**REQUIRED ACTION**
The full listing is to be written out again, unchanged.
· · · · · · ·
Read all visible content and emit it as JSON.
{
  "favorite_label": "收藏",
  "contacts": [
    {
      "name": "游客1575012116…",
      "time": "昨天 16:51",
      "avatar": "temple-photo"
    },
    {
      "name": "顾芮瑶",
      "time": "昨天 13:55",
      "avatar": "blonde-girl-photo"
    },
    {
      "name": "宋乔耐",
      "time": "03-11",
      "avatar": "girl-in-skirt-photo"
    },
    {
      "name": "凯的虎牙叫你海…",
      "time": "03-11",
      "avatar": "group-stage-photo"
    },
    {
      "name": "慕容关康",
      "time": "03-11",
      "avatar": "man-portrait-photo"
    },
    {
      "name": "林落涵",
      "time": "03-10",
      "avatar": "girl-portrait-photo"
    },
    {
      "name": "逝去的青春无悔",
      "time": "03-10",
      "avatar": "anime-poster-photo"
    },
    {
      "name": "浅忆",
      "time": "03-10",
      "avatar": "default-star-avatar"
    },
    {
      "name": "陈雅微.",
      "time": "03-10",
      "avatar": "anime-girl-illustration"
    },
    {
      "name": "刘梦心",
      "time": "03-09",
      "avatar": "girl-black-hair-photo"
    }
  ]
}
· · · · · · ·
**FINISHED TASK**
Read all visible content and emit it as JSON.
{
  "favorite_label": "收藏",
  "contacts": [
    {
      "name": "游客1575012116…",
      "time": "昨天 16:51",
      "avatar": "temple-photo"
    },
    {
      "name": "顾芮瑶",
      "time": "昨天 13:55",
      "avatar": "blonde-girl-photo"
    },
    {
      "name": "宋乔耐",
      "time": "03-11",
      "avatar": "girl-in-skirt-photo"
    },
    {
      "name": "凯的虎牙叫你海…",
      "time": "03-11",
      "avatar": "group-stage-photo"
    },
    {
      "name": "慕容关康",
      "time": "03-11",
      "avatar": "man-portrait-photo"
    },
    {
      "name": "林落涵",
      "time": "03-10",
      "avatar": "girl-portrait-photo"
    },
    {
      "name": "逝去的青春无悔",
      "time": "03-10",
      "avatar": "anime-poster-photo"
    },
    {
      "name": "浅忆",
      "time": "03-10",
      "avatar": "default-star-avatar"
    },
    {
      "name": "陈雅微.",
      "time": "03-10",
      "avatar": "anime-girl-illustration"
    },
    {
      "name": "刘梦心",
      "time": "03-09",
      "avatar": "girl-black-hair-photo"
    }
  ]
}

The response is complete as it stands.